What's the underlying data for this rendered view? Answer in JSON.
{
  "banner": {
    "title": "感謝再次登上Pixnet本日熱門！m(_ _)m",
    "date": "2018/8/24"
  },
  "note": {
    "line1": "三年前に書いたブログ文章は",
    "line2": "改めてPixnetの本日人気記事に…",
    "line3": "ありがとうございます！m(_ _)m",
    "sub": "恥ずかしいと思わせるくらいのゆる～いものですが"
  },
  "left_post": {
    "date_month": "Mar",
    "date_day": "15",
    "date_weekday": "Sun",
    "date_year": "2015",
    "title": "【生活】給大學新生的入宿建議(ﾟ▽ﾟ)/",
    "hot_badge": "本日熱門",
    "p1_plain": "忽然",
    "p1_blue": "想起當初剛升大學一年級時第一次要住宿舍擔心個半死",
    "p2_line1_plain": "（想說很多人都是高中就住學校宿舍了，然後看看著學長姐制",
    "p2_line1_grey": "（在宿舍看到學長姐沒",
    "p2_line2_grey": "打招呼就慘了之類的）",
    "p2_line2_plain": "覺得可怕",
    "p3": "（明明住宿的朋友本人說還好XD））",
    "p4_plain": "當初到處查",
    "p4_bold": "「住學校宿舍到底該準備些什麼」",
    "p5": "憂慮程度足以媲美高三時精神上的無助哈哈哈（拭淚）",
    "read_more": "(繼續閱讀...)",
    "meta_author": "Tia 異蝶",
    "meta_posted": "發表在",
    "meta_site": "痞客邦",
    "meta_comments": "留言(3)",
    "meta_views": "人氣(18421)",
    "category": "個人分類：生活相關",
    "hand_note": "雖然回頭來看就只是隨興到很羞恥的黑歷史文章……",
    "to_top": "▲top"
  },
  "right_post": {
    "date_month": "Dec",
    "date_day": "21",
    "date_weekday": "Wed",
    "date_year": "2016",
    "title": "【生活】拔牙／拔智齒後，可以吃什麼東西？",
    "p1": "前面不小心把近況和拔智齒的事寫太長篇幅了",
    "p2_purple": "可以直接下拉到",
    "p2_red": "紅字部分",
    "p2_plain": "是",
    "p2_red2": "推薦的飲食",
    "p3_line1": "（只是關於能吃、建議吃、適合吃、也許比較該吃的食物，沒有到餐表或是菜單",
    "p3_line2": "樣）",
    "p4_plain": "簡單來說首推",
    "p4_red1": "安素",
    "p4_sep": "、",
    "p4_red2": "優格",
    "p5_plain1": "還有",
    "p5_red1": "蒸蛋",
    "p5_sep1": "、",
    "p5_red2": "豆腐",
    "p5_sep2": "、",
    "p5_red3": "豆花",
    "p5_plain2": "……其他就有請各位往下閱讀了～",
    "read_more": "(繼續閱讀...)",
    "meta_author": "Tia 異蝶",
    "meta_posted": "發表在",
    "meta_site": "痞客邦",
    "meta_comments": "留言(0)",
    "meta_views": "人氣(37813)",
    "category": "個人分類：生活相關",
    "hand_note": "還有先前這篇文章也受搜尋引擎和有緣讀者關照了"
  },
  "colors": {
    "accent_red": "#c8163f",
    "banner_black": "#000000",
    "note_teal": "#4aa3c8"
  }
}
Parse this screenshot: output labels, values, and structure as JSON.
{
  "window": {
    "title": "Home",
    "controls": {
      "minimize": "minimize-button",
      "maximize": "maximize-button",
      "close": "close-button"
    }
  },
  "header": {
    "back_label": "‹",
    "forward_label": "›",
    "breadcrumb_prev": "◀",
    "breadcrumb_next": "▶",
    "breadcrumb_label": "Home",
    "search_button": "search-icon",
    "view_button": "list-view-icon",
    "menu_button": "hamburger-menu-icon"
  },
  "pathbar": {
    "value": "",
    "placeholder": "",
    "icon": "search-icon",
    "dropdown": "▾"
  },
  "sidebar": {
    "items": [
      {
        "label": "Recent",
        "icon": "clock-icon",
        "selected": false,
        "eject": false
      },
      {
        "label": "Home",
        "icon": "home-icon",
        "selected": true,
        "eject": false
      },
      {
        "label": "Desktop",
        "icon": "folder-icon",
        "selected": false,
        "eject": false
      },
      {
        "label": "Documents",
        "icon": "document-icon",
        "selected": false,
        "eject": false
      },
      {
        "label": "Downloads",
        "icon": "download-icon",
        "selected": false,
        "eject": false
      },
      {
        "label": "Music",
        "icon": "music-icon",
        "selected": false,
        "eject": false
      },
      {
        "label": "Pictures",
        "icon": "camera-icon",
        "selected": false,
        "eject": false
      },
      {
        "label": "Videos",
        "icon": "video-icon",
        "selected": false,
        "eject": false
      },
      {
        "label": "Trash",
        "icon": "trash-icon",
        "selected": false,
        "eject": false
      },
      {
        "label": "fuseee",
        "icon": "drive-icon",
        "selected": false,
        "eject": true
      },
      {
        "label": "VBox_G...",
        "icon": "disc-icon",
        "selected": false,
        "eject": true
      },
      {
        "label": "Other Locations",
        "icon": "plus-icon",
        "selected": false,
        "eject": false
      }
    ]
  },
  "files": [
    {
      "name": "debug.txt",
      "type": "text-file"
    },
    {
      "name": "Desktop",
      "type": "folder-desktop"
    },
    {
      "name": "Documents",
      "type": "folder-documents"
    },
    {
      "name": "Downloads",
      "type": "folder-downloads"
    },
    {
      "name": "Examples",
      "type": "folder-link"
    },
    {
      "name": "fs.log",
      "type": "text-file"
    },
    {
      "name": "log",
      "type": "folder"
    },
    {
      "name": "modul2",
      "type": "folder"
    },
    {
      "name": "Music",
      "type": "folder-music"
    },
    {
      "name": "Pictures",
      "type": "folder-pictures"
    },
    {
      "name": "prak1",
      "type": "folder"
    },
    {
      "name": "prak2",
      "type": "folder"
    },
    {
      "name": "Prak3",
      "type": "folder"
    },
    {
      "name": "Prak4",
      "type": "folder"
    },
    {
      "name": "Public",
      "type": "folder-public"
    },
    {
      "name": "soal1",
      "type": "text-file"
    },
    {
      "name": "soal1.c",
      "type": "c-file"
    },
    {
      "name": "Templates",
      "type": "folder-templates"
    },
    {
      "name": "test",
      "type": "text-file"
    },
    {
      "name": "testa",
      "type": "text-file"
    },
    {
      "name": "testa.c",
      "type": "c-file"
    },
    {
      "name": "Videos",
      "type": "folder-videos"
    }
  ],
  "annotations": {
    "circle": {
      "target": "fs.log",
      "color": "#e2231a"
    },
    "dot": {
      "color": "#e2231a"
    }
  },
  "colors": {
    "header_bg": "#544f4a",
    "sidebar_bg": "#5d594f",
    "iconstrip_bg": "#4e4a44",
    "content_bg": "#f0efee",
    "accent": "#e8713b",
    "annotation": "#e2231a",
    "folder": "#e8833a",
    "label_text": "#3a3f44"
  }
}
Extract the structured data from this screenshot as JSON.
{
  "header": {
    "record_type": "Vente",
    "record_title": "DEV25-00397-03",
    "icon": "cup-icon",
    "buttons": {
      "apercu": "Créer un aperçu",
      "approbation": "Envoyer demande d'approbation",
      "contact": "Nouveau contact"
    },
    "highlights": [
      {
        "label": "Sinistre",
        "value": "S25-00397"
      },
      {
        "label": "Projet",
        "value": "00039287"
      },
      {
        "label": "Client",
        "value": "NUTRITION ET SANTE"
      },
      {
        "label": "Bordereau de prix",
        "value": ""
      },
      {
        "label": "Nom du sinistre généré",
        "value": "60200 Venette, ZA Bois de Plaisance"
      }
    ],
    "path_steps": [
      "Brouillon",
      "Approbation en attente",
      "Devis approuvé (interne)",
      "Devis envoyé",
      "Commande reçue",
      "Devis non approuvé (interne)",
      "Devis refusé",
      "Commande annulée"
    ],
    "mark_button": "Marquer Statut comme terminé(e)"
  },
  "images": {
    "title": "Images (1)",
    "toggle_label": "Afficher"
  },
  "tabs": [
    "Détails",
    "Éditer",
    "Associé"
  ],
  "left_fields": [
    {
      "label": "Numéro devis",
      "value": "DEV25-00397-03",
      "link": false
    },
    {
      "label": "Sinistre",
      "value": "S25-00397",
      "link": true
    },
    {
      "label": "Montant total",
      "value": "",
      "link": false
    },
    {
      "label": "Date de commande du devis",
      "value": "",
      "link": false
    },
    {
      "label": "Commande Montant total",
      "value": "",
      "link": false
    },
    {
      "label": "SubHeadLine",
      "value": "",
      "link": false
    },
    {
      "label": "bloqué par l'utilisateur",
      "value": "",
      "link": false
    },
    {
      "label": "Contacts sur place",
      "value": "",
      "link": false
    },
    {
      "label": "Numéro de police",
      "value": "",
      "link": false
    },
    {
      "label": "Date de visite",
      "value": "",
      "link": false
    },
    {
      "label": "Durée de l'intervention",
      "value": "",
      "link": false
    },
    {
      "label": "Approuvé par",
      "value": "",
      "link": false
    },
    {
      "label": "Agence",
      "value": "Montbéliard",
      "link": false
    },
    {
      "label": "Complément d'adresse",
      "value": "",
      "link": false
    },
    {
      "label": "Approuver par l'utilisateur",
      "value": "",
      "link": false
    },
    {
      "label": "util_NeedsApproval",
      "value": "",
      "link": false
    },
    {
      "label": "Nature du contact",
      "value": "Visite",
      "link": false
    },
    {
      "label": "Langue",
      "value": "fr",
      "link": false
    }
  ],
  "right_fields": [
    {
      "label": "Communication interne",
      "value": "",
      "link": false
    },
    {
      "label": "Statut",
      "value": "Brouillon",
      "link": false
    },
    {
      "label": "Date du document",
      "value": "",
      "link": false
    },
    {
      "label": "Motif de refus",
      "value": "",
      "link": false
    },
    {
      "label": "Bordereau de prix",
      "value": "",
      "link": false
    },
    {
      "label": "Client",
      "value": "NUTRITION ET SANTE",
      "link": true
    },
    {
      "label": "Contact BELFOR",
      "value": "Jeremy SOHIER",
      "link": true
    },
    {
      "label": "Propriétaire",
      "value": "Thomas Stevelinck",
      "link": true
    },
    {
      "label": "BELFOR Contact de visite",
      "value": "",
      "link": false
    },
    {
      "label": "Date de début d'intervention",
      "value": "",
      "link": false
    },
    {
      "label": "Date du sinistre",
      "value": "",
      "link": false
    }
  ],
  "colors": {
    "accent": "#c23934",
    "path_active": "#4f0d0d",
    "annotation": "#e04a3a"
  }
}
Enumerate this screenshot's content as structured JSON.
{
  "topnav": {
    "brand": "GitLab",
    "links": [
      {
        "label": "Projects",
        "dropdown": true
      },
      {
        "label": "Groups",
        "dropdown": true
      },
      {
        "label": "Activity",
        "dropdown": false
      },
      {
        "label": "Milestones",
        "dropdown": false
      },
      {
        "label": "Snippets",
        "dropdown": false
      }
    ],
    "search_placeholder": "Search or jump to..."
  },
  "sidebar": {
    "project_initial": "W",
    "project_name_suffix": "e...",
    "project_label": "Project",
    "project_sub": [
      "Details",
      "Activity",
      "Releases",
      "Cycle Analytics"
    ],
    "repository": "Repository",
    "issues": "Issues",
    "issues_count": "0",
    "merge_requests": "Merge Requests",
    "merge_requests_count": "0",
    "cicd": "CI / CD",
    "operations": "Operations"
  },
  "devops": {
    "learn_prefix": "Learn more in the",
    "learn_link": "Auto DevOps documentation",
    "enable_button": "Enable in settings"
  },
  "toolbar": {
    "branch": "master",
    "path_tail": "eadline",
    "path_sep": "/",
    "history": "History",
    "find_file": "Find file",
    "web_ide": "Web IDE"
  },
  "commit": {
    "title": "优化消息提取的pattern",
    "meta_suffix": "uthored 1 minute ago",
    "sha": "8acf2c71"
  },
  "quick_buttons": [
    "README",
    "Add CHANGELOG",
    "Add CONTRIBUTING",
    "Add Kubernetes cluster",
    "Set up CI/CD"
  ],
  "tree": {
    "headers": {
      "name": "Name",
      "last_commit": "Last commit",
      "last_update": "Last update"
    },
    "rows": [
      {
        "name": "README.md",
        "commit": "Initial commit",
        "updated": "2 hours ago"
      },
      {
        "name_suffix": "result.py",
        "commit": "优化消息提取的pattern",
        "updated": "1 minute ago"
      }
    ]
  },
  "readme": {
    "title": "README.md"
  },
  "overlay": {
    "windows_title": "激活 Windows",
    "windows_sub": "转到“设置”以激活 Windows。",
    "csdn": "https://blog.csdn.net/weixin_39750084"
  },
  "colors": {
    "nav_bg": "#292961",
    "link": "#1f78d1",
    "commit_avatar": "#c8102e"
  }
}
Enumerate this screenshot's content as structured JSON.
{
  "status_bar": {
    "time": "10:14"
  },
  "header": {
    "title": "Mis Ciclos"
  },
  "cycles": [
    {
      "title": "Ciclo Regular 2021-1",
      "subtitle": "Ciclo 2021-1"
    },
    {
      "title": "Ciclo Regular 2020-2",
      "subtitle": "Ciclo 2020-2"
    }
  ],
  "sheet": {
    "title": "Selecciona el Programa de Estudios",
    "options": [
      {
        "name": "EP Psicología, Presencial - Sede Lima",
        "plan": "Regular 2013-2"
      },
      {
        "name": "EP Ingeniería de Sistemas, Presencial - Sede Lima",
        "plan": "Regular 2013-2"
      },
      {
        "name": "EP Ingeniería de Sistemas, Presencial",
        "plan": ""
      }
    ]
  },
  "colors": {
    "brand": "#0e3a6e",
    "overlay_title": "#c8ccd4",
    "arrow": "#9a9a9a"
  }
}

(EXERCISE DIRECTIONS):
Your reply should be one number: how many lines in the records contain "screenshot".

(EXPECTED ANSWER):
4